Nonetheless, being confident about the potential of overall capital appreciation, investors could cheerfully buy up all the large-cap gold miners without worrying a jot. Gold and silver are on the up, and miners like Hochschild serve as little more than a proxy to the prevailing market prices. So, really, this is the original no-brainer. Buy.


Our view: buy

Share price: 141p (+4p)

As this column has noted, classrooms are changing with the advance of technology, and one of the companies driving that change is RM. The group, which has been providing computer hardware and software to schools for 30 years, has had a turbulent year, predominantly down to the Government's plans to cut education spending. But there has been some positive news since August. RM has won a string of contracts and yesterday said its financial year has been consistent with market expectations as a whole.

Summer is the busiest operational period for the group, as it is during the holidays that RM upgrades school computers. Terry Sweeney, chief executive, said that cutbacks or not, this summer RM will have commissioned more new schools, processed more exam scripts, and shipped more classroom resources than ever before.

Previously Shore Capital has noted that the current share price is discounting a "severe disruption" to RM's future growth prospects and a disappointing end to the current financial year. But it believes both are unlikely.

We do too. Revenues are rising and the company has diversified its business as well as looking to more exotic climes to make sure the UK cutbacks are not terminal. It has lifted the dividend every year since 1994 and is valued at 8 times estimated 2011 earnings against a five-year historic average of 15.1 times. Buy.

Clipper Windpower

Our view: sell

Share price: 31.5p (-13.25p)

We thought Clipper might be worth a speculative punt when we last looked at it six months ago, with the appointment of a new chief executive, who just happened to have been director of corporate strategy at UTC, which is Clipper's biggest shareholder. It seems he has been unable to work the magic that the company requires and yesterday it warned that without fresh financing, it might not be able to continue as a going concern.

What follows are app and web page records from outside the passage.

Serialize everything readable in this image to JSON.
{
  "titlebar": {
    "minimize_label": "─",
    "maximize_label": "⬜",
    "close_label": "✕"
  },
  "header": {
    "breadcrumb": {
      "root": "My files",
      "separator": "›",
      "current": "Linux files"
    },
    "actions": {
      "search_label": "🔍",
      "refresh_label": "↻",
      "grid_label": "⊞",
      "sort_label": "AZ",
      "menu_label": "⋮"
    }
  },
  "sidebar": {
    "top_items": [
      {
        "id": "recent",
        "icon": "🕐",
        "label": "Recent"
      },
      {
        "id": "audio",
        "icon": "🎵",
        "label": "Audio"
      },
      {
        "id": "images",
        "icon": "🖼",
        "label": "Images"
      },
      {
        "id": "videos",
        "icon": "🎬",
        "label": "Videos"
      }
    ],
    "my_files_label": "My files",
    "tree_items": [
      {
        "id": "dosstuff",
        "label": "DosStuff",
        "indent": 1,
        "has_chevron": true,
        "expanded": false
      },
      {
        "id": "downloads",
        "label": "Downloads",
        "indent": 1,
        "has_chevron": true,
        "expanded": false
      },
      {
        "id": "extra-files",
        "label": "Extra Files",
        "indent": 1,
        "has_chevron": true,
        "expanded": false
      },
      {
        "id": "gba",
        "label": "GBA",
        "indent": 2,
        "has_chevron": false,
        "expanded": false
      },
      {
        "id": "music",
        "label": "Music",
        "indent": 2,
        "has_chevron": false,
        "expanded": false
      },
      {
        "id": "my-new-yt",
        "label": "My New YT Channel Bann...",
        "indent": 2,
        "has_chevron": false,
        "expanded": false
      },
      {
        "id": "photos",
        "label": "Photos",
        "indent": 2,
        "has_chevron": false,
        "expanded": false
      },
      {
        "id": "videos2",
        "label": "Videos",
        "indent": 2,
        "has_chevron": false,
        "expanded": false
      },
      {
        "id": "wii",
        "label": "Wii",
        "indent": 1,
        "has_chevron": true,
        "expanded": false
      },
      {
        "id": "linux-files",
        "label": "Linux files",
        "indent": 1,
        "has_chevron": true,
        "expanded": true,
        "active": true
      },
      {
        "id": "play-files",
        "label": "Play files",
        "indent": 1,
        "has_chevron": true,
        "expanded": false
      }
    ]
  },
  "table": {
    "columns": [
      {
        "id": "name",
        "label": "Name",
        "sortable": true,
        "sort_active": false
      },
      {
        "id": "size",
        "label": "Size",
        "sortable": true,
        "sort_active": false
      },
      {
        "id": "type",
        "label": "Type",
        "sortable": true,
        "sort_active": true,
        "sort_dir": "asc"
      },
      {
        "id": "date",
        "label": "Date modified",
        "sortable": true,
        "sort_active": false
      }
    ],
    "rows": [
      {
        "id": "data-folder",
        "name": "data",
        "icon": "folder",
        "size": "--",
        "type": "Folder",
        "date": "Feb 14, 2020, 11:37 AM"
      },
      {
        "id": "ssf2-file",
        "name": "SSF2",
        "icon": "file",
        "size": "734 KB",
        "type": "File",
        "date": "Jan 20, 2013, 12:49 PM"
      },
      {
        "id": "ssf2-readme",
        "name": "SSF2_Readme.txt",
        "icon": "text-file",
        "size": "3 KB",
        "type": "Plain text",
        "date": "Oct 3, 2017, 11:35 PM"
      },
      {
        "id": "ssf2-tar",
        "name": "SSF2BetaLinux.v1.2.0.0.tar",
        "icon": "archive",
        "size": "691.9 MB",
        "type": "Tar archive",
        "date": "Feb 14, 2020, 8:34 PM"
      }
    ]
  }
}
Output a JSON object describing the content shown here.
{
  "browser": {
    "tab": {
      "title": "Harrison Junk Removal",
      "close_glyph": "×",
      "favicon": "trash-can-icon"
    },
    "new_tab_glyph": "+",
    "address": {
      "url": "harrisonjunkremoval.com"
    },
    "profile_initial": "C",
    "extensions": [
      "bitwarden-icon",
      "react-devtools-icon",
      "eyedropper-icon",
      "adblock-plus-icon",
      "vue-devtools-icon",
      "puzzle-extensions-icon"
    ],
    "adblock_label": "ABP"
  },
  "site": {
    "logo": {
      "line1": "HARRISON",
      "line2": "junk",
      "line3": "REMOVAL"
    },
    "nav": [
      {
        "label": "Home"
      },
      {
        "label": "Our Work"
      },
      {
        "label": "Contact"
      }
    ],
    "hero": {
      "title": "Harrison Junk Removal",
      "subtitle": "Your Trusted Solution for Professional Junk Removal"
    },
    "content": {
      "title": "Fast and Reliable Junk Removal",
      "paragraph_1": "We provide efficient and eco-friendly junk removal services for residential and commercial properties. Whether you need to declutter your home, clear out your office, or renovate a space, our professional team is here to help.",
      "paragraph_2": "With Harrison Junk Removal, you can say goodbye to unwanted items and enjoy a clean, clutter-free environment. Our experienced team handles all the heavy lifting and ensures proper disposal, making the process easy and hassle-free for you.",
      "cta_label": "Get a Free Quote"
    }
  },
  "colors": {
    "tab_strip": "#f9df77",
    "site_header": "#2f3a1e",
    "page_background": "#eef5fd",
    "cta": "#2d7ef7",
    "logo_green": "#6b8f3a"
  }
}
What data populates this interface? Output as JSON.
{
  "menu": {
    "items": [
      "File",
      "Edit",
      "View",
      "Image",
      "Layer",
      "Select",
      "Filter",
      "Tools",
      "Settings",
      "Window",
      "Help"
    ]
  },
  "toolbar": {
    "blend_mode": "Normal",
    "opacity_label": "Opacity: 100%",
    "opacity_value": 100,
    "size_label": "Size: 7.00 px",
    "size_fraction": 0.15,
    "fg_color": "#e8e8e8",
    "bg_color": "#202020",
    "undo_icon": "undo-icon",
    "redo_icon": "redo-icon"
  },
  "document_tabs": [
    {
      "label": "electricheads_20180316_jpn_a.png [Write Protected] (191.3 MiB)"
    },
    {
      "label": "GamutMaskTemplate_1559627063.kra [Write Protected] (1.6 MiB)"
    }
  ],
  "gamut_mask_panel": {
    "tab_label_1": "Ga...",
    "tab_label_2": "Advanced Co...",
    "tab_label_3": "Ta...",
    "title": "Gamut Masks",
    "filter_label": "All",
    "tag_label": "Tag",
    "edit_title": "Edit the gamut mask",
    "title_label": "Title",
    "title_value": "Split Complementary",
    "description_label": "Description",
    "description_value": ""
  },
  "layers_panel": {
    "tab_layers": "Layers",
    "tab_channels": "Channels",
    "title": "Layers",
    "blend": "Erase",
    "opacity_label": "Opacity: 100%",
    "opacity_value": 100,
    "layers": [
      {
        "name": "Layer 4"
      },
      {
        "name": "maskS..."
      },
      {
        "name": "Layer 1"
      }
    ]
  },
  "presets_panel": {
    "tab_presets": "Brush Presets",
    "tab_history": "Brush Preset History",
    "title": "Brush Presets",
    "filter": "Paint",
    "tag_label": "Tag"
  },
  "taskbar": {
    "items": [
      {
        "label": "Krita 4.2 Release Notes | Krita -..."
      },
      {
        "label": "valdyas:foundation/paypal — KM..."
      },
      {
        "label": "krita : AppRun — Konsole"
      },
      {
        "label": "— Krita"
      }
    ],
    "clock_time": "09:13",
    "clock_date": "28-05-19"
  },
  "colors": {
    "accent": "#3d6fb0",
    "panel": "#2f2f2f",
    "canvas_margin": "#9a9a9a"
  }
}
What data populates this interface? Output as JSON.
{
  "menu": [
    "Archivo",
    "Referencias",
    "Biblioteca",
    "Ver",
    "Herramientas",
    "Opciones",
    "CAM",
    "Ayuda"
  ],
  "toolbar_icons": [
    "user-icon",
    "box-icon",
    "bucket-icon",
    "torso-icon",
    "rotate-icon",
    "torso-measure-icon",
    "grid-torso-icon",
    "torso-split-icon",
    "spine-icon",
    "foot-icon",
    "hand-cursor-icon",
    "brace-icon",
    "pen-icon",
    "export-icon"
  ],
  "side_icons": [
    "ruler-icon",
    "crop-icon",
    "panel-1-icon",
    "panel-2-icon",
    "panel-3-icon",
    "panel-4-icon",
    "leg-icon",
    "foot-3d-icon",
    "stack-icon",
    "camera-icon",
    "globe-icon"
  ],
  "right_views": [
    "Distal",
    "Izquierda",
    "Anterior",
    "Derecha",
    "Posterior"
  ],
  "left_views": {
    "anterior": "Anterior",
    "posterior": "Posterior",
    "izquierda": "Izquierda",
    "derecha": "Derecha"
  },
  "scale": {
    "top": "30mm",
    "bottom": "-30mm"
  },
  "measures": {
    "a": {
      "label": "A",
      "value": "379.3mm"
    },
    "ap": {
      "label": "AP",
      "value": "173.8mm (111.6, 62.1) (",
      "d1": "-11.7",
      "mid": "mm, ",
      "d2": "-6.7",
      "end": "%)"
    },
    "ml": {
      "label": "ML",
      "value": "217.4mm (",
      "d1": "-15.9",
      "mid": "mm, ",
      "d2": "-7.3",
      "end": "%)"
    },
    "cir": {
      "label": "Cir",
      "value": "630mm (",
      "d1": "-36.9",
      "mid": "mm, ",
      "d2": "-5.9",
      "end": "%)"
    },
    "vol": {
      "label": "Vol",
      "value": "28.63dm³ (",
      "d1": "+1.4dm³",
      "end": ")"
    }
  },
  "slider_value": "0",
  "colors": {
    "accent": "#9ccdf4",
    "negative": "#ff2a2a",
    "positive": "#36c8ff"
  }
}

Clipper's main claim to fame in the UK is that it is building the biggest offshore wind turbine here. As such it has consumed millions of pounds in government grants to little effect. Sales of turbines have fallen sharply, as the downturn has eaten into the appetite for investing in green power, and that has hurt. So has the company's inability to supply warranties on what it sells, although it is hoping to rectify this. That is, if the company can find a rescuer to keep it going.

Six months ago we said Clipper was only for those seeking something racy, and risky. But it still wasn't one of our better calls. There's not really any reason to stick around in these shares in the hope that UTC will ride to the rescue.